The State alleges the man is the “foremost organiser and facilitator of travel by extremists prepared to undertake violent action” on behalf of Islamic State (IS) and its “main recruiter” in Ireland.
The man, who cannot be identified, denies claims he has consulted with senior violent extremist leaders outside Ireland, represents a threat to national security, or recruits members for Islamic extremist groups.
He claims he was tortured in Jordan during the 1990s due to his political activities, and fears torture if returned.
At a late sitting of the High Court on Monday, Mr Justice Richard Humphreys, who last month dismissed the man’s actions aimed at preventing his deportation, refused to allow him bring an appeal.

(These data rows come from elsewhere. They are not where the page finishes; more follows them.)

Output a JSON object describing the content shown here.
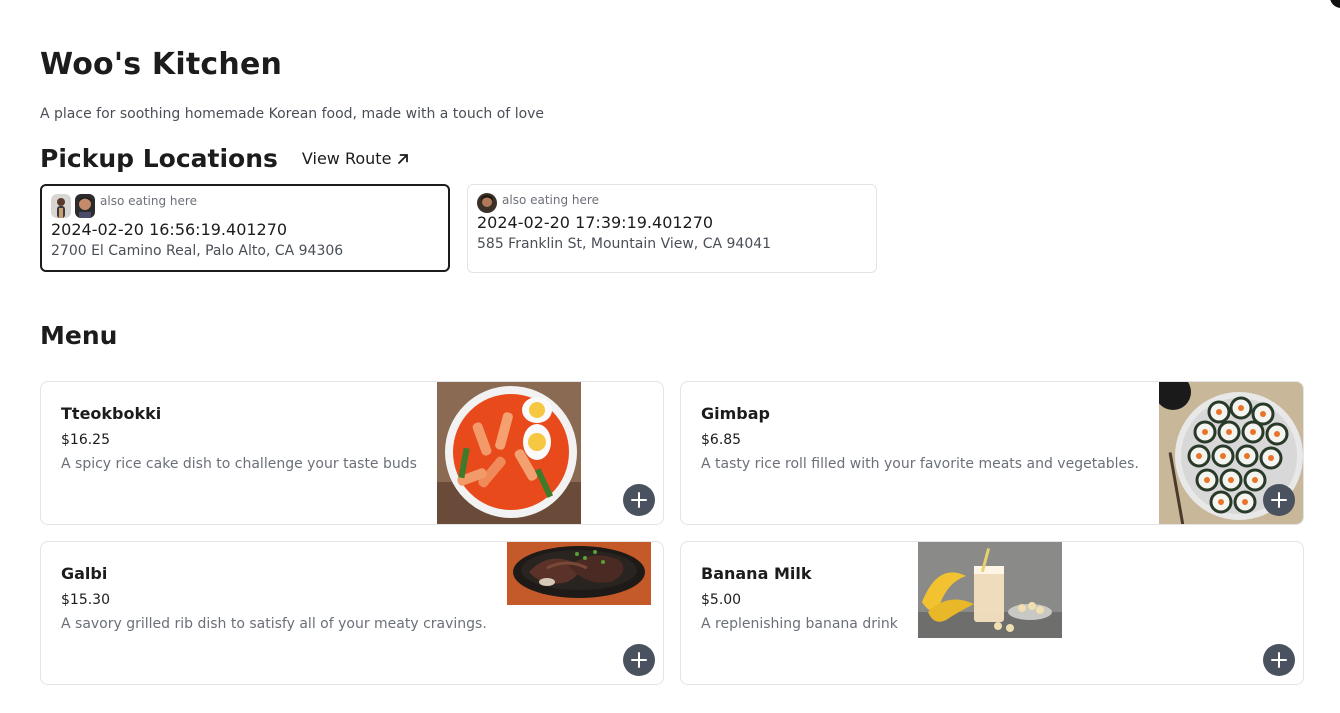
{
  "restaurant": {
    "name": "Woo's Kitchen",
    "tagline": "A place for soothing homemade Korean food, made with a touch of love"
  },
  "pickup": {
    "heading": "Pickup Locations",
    "view_route_label": "View Route",
    "locations": [
      {
        "also_label": "also eating here",
        "time": "2024-02-20 16:56:19.401270",
        "address": "2700 El Camino Real, Palo Alto, CA 94306",
        "selected": true
      },
      {
        "also_label": "also eating here",
        "time": "2024-02-20 17:39:19.401270",
        "address": "585 Franklin St, Mountain View, CA 94041",
        "selected": false
      }
    ]
  },
  "menu": {
    "heading": "Menu",
    "items": [
      {
        "name": "Tteokbokki",
        "price": "$16.25",
        "description": "A spicy rice cake dish to challenge your taste buds"
      },
      {
        "name": "Gimbap",
        "price": "$6.85",
        "description": "A tasty rice roll filled with your favorite meats and vegetables."
      },
      {
        "name": "Galbi",
        "price": "$15.30",
        "description": "A savory grilled rib dish to satisfy all of your meaty cravings."
      },
      {
        "name": "Banana Milk",
        "price": "$5.00",
        "description": "A replenishing banana drink"
      }
    ]
  },
  "colors": {
    "text_primary": "#1c1c1c",
    "text_secondary": "#6b7078",
    "border": "#e2e4e8",
    "add_button": "#4a5260"
  }
}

The judge also refused the man’s application to have the case referred to the Strasbourg-based European Court of Human Rights.
The man sought permission to bring an appeal against the judge’s decision, arguing the case raised points of law of exceptional importance that need to be determined by the court of appeal.
The justice minister opposed the application, arguing that no point of law of exceptional importance had been raised.
The judge, who said he would give detailed reasons for his decision at a later date, agreed with the minister that no point of law of exceptional public importance had been raised.
The man also sought a stay on any deportation order to allow his lawyers apply to the Supreme Court and the European Court of Human Rights.
The judge also refused that application and said the case had been before a number of courts, including the European Court of Human Rights and had been determined by the High Court.
While the court’s decision clears the way for the minister to deport the man, it is believed his lawyers will continue to pursue the matter in a bid to prevent his deportation.
The man was not in court for the ruling. He has lived here since 2000, on the basis of having an Irish citizen child. Last year, the authorities decided not to renew his residency permit because the child had not been residing in the State and was living with his mother elsewhere.
In his judgement last month, Mr Justice Humphreys said this was not a case where a person who had previously been tortured was being deported to face further torture. Rather, it was a case where the man had failed to persuade the minister “either of the veracity of his account of previous ill treatment or of a real risk of future ill-treatment”.